● Source material:
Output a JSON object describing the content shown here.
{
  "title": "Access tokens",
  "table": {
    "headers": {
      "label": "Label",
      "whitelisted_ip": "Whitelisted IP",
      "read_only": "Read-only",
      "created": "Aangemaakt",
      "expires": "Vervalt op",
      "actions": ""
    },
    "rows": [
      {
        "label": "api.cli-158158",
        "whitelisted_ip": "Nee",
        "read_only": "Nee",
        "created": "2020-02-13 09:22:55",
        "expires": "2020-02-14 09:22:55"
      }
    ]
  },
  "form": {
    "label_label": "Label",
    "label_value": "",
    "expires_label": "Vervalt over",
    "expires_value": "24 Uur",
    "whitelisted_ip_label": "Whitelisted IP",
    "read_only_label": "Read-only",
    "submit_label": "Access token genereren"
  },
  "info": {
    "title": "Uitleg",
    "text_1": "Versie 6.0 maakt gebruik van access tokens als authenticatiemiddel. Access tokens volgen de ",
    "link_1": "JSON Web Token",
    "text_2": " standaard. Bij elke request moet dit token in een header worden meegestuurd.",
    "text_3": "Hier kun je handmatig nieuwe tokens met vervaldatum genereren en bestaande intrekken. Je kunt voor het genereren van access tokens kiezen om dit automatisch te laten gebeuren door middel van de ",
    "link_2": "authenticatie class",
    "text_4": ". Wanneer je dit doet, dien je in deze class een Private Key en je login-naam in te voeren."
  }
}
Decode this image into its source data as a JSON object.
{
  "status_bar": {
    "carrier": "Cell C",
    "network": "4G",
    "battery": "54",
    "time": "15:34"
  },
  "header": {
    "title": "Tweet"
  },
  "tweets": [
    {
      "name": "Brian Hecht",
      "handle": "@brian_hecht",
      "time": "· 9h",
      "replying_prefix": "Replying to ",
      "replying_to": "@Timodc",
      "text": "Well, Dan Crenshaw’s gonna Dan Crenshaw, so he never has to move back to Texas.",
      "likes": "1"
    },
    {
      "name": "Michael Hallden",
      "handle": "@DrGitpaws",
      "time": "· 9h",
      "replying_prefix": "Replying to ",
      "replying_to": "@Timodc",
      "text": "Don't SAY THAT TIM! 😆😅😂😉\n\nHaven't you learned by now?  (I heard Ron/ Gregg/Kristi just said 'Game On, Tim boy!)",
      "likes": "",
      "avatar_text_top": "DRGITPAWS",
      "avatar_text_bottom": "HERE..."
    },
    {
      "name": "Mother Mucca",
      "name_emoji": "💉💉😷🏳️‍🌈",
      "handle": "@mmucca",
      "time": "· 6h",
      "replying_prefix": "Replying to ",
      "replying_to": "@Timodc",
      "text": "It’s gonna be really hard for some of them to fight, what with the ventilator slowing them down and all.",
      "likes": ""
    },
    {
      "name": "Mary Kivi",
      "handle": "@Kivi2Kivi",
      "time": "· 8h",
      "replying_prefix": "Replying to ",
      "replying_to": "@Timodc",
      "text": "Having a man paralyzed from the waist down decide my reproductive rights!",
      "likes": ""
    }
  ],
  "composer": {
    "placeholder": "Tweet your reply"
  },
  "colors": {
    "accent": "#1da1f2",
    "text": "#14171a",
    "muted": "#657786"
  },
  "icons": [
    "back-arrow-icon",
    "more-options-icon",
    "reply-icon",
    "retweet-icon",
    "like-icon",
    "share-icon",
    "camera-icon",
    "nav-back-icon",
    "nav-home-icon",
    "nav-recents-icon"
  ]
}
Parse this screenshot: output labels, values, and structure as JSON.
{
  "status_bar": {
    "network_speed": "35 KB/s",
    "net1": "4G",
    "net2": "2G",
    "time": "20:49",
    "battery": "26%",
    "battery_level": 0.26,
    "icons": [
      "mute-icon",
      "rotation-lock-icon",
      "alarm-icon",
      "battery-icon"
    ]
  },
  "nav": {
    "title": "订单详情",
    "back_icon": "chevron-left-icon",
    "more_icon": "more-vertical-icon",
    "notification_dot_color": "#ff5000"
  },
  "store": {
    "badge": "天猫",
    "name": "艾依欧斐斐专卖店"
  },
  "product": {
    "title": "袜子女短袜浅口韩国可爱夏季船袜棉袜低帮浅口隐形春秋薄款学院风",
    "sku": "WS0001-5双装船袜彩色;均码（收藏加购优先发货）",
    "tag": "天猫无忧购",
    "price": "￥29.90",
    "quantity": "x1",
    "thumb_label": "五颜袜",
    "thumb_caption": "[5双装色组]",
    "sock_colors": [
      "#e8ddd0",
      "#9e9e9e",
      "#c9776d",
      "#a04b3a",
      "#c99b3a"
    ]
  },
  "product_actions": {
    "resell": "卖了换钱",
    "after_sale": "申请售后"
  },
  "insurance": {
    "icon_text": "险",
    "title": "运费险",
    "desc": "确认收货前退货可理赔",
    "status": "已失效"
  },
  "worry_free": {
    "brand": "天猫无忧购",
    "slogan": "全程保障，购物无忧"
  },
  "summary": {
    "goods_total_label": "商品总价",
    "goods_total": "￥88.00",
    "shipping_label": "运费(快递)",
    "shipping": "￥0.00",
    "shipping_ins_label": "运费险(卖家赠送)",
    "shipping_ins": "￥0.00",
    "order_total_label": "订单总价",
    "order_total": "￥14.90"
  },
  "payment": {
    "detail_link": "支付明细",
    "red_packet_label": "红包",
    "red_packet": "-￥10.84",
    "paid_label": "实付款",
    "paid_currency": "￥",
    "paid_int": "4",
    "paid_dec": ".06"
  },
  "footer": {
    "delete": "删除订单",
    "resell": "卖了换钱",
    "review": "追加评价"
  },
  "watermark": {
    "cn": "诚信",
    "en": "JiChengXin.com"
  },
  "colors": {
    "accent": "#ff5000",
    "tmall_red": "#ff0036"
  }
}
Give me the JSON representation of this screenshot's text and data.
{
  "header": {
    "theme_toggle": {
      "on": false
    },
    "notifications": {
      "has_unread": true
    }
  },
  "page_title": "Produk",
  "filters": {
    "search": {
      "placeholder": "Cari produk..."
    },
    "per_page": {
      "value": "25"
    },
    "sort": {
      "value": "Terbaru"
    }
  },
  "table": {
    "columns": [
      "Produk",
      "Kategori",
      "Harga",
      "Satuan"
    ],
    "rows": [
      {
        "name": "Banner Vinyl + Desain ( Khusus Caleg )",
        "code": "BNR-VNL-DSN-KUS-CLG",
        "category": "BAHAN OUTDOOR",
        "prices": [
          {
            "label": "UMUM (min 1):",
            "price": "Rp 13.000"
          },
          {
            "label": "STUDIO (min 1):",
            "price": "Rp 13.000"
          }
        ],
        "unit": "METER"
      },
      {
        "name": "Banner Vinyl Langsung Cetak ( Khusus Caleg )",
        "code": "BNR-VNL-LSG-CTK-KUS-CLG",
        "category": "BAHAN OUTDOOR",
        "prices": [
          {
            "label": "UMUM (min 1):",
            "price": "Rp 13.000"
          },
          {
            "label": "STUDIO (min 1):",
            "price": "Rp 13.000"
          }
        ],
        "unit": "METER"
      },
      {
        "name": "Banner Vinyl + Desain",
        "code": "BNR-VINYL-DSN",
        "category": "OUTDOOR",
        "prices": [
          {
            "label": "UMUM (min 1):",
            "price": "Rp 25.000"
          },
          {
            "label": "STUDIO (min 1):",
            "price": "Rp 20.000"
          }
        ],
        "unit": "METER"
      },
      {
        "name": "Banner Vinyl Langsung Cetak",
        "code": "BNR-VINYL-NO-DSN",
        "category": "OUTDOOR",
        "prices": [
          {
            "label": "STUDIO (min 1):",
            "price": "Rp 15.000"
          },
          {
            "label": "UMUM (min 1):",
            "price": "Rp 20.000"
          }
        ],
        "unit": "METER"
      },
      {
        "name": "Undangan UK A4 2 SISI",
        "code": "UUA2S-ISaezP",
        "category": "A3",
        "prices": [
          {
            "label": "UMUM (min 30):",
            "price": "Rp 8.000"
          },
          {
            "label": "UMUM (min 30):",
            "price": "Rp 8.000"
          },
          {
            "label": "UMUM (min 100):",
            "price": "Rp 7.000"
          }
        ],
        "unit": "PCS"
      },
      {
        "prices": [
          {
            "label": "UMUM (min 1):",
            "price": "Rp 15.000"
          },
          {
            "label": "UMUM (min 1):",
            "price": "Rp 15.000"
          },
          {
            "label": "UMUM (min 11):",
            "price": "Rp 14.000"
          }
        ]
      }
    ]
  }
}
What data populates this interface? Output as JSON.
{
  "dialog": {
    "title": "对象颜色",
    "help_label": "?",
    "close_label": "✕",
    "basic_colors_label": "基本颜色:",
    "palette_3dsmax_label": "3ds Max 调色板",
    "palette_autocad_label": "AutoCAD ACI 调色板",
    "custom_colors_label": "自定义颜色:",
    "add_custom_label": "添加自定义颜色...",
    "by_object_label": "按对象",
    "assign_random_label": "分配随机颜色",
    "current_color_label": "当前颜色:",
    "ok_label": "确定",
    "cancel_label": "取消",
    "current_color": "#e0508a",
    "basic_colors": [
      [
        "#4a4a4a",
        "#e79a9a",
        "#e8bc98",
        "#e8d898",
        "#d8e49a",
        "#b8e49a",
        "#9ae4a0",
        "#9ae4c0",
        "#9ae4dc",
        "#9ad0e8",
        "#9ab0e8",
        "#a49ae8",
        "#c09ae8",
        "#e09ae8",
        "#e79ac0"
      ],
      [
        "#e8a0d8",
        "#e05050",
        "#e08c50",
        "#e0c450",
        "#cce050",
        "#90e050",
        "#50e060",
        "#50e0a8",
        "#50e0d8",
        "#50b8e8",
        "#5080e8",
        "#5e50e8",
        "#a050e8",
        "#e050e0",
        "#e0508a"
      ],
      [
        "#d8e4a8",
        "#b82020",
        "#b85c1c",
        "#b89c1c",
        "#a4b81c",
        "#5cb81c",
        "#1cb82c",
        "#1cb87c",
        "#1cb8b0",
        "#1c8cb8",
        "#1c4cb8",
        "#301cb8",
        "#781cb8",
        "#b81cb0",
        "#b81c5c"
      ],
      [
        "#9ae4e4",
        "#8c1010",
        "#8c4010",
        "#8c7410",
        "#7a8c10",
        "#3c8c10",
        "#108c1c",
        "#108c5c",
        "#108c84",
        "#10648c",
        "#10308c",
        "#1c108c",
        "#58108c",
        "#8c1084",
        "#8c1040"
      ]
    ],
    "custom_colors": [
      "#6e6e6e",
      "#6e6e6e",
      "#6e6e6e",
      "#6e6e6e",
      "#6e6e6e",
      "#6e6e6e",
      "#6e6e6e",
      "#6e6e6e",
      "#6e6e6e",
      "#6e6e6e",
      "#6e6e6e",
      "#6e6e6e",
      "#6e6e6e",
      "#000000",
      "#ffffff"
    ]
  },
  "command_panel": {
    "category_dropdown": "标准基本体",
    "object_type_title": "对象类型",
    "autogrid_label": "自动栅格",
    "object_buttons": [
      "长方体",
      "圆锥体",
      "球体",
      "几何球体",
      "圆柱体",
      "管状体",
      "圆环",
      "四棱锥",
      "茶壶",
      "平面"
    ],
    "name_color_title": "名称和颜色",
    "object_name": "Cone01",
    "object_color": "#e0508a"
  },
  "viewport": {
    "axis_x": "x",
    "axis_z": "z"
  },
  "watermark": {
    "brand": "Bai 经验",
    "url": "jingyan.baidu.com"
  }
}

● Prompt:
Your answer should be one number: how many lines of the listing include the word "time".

● Expected answer:
6